■ Task details
From the first line to the last, write out the material exactly.

■ Stored data
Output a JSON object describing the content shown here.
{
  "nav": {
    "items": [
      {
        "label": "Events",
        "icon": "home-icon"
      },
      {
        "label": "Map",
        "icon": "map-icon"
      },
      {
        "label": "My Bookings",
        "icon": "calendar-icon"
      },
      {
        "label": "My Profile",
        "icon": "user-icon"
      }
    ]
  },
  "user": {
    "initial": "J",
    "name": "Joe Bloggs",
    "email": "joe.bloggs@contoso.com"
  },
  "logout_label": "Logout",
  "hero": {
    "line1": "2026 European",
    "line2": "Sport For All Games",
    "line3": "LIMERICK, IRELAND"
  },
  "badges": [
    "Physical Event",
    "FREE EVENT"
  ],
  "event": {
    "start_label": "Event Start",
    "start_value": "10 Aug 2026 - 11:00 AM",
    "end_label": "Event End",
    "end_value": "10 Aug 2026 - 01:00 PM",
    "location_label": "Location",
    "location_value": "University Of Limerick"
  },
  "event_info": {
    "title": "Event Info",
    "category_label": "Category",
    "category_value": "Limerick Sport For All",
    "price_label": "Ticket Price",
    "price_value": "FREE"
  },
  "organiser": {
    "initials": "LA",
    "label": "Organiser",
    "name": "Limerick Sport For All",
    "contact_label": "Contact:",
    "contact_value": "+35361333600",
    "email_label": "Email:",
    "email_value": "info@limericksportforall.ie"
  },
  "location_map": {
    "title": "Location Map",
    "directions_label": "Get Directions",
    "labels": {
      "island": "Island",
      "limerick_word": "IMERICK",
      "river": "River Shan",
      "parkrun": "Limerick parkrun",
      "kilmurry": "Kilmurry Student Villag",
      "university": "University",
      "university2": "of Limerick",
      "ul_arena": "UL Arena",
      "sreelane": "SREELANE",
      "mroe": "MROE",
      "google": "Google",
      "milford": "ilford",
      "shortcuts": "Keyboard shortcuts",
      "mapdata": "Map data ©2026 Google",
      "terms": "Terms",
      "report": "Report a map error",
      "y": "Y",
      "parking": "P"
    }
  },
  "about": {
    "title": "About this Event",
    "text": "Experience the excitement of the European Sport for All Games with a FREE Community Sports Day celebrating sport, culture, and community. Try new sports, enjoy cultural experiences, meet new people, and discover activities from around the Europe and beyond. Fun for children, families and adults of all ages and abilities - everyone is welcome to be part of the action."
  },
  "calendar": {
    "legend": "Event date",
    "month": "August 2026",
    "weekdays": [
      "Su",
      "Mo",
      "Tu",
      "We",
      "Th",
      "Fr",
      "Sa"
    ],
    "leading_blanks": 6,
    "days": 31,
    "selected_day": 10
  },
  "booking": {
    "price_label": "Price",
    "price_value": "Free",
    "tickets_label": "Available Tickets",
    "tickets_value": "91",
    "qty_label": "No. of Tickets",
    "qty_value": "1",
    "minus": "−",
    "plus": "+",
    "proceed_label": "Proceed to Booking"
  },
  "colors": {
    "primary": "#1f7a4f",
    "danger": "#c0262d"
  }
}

■ Exercise solution
Output a JSON object describing the content shown here.
{
  "nav": {
    "items": [
      {
        "label": "Events",
        "icon": "home-icon"
      },
      {
        "label": "Map",
        "icon": "map-icon"
      },
      {
        "label": "My Bookings",
        "icon": "calendar-icon"
      },
      {
        "label": "My Profile",
        "icon": "user-icon"
      }
    ]
  },
  "user": {
    "initial": "J",
    "name": "Joe Bloggs",
    "email": "joe.bloggs@contoso.com"
  },
  "logout_label": "Logout",
  "hero": {
    "line1": "2026 European",
    "line2": "Sport For All Games",
    "line3": "LIMERICK, IRELAND"
  },
  "badges": [
    "Physical Event",
    "FREE EVENT"
  ],
  "event": {
    "start_label": "Event Start",
    "start_value": "10 Aug 2026 - 11:00 AM",
    "end_label": "Event End",
    "end_value": "10 Aug 2026 - 01:00 PM",
    "location_label": "Location",
    "location_value": "University Of Limerick"
  },
  "event_info": {
    "title": "Event Info",
    "category_label": "Category",
    "category_value": "Limerick Sport For All",
    "price_label": "Ticket Price",
    "price_value": "FREE"
  },
  "organiser": {
    "initials": "LA",
    "label": "Organiser",
    "name": "Limerick Sport For All",
    "contact_label": "Contact:",
    "contact_value": "+35361333600",
    "email_label": "Email:",
    "email_value": "info@limericksportforall.ie"
  },
  "location_map": {
    "title": "Location Map",
    "directions_label": "Get Directions",
    "labels": {
      "island": "Island",
      "limerick_word": "IMERICK",
      "river": "River Shan",
      "parkrun": "Limerick parkrun",
      "kilmurry": "Kilmurry Student Villag",
      "university": "University",
      "university2": "of Limerick",
      "ul_arena": "UL Arena",
      "sreelane": "SREELANE",
      "mroe": "MROE",
      "google": "Google",
      "milford": "ilford",
      "shortcuts": "Keyboard shortcuts",
      "mapdata": "Map data ©2026 Google",
      "terms": "Terms",
      "report": "Report a map error",
      "y": "Y",
      "parking": "P"
    }
  },
  "about": {
    "title": "About this Event",
    "text": "Experience the excitement of the European Sport for All Games with a FREE Community Sports Day celebrating sport, culture, and community. Try new sports, enjoy cultural experiences, meet new people, and discover activities from around the Europe and beyond. Fun for children, families and adults of all ages and abilities - everyone is welcome to be part of the action."
  },
  "calendar": {
    "legend": "Event date",
    "month": "August 2026",
    "weekdays": [
      "Su",
      "Mo",
      "Tu",
      "We",
      "Th",
      "Fr",
      "Sa"
    ],
    "leading_blanks": 6,
    "days": 31,
    "selected_day": 10
  },
  "booking": {
    "price_label": "Price",
    "price_value": "Free",
    "tickets_label": "Available Tickets",
    "tickets_value": "91",
    "qty_label": "No. of Tickets",
    "qty_value": "1",
    "minus": "−",
    "plus": "+",
    "proceed_label": "Proceed to Booking"
  },
  "colors": {
    "primary": "#1f7a4f",
    "danger": "#c0262d"
  }
}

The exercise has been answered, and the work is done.